  4. May 25, 2010 7:28 am

    I find this book fascinating. Imagine growing up getting glimpses of that kind of life. I am sorry you didn’t love it though. I might keep this one for my New York stop.

  5. May 25, 2010 8:05 am

    Thank you for your review. Think I will pass on this book. However, I would be interested in reading about the family because I recall hearing, think it was on Oprah, that Anderson Cooper from CNN, is a Vanderbilt.

  6. May 25, 2010 8:16 am

    We toured the Biltmore once, in Asheville, and my husband still talks about the bowling alley!

  7. May 25, 2010 8:27 am

    I totally agree with your assessment of this book, though I think I liked it a lot less than you did. It did feel really mean-spirited and I just ended up feeling really sad for the kids. A lot of it was kind of bizarre as well, and it just left me with a bad taste in my mouth. I am so glad to find out that I am not the only one who had some problems with this book!! Very insightful review!!

  8. May 25, 2010 9:00 am

    My father just visited the Vanderbilt estate. He said that it was incredible. I’d like to read a memoir from a servant’s perspective. I do love the title and cover of this book!

  9. May 25, 2010 9:31 am

    Hadn’t heard of this one. Enjoyed your review.

    Thoughts in Progress

  10. May 25, 2010 1:35 pm

    I had a hunch this book was going to be a downer when I saw the black cover. Just your retelling of the storyline seems very sad. I’ll pass.

  11. May 25, 2010 2:04 pm

    I found this book to be very funny. Maybe sad in a way, too, but mostly just funny.

  12. May 25, 2010 3:10 pm

    I wondered whether this book would work out. Good review.

  13. May 25, 2010 3:18 pm

    I’m only about 50 pages in and feeling guilty that I haven’t read more. I just can’t seem to get into enough to plow through it. I see the humor but it also feels really sad to me.

  14. May 25, 2010 5:56 pm

    Doesn’t sound like my cup of tea.

  15. May 25, 2010 8:59 pm

    I don’t know if rich people and their problems holds that much attraction for me!

  16. May 26, 2010 11:18 am

    As much as I think the story would be interesting, I don’t know if I could listen to an extrememly well off person complain. I’ll take a pass. Thanks for the review 🙂

  17. May 26, 2010 4:15 pm

    Agreed–good but not great. Although I did like the humor. I felt like it was the defense mechanism she had built up to deal with her very odd upbringing.

  18. May 26, 2010 8:53 pm

    I really have to be in a certain mood to enjoy memoirs.

  19. May 27, 2010 12:49 am

    Sounds interesting. Yours is the first review I’m read. The premise of the book does sound very good.
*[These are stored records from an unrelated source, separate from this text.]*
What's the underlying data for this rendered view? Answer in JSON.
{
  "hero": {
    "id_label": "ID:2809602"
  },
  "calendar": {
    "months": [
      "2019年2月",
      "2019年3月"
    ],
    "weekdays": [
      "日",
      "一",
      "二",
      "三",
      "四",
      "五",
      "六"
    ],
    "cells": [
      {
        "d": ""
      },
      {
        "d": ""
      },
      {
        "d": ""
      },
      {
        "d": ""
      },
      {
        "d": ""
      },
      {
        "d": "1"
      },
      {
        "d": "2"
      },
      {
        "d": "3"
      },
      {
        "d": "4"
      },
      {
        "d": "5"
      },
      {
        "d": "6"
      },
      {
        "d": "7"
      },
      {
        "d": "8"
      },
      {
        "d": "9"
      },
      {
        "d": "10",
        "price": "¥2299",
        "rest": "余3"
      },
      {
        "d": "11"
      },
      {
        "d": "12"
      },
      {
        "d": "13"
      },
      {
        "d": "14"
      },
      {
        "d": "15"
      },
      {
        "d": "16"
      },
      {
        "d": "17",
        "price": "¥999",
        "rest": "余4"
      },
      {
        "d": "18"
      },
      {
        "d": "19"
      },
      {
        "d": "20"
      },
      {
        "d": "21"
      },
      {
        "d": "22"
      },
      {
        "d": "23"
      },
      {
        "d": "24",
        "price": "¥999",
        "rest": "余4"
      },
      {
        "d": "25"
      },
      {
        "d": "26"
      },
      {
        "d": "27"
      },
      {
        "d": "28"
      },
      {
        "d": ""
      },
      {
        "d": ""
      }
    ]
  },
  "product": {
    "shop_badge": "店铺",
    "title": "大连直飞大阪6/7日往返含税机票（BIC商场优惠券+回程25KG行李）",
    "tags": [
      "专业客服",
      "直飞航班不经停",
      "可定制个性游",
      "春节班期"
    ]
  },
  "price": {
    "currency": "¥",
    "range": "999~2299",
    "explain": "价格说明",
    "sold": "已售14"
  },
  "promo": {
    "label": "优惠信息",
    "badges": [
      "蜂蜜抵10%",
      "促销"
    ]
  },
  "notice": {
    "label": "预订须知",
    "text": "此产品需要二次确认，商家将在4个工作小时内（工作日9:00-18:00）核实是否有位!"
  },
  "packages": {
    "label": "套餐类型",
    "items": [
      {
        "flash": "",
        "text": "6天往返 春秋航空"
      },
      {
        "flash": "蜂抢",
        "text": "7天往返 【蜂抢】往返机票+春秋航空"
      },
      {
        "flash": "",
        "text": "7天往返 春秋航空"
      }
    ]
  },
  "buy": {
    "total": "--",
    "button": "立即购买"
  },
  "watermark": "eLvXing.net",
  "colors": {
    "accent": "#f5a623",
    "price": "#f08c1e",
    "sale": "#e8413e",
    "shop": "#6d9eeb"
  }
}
  20. June 4, 2010 6:12 am

    I know what you mean about mean spirited humour…to me, the tone she used to write this book was a huge cover up for pain she experienced in her childhood.

Leave a Reply
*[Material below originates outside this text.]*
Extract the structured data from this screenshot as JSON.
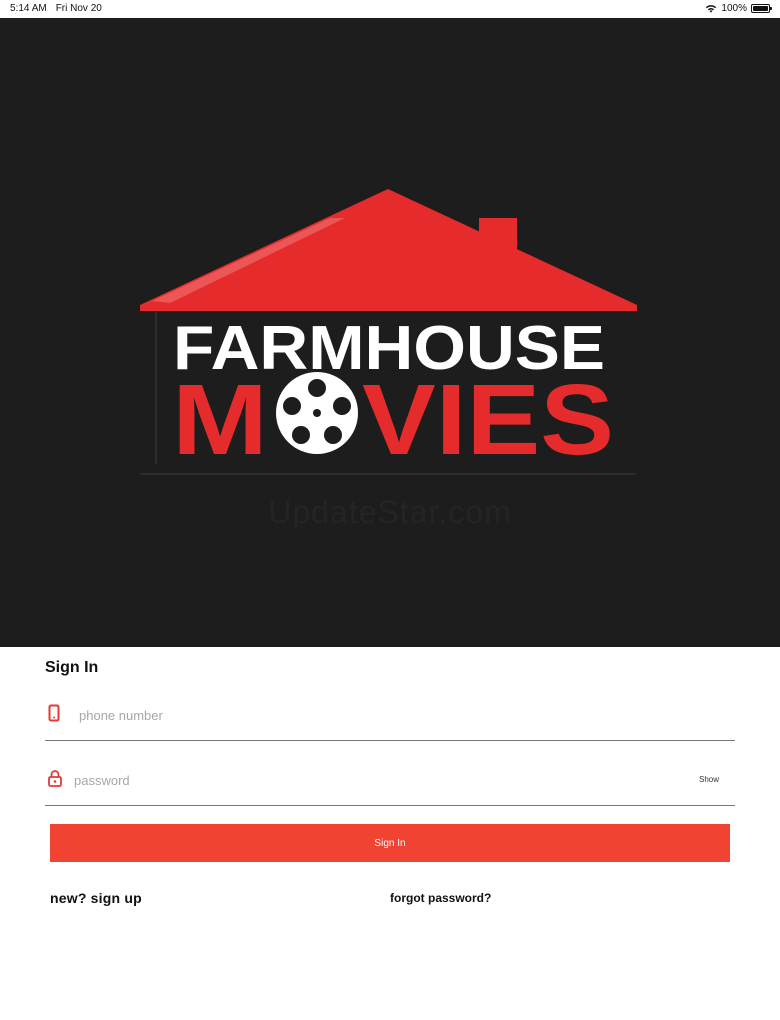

Fill in your details below or click an icon to log in: Logo

You are commenting using your account. Log Out /  Change )

Google photo

You are commenting using your Google account. Log Out /  Change )

Twitter picture

You are commenting using your Twitter account. Log Out /  Change )

Facebook photo

You are commenting using your Facebook account. Log Out /  Change )

Connecting to %s

%d bloggers like this: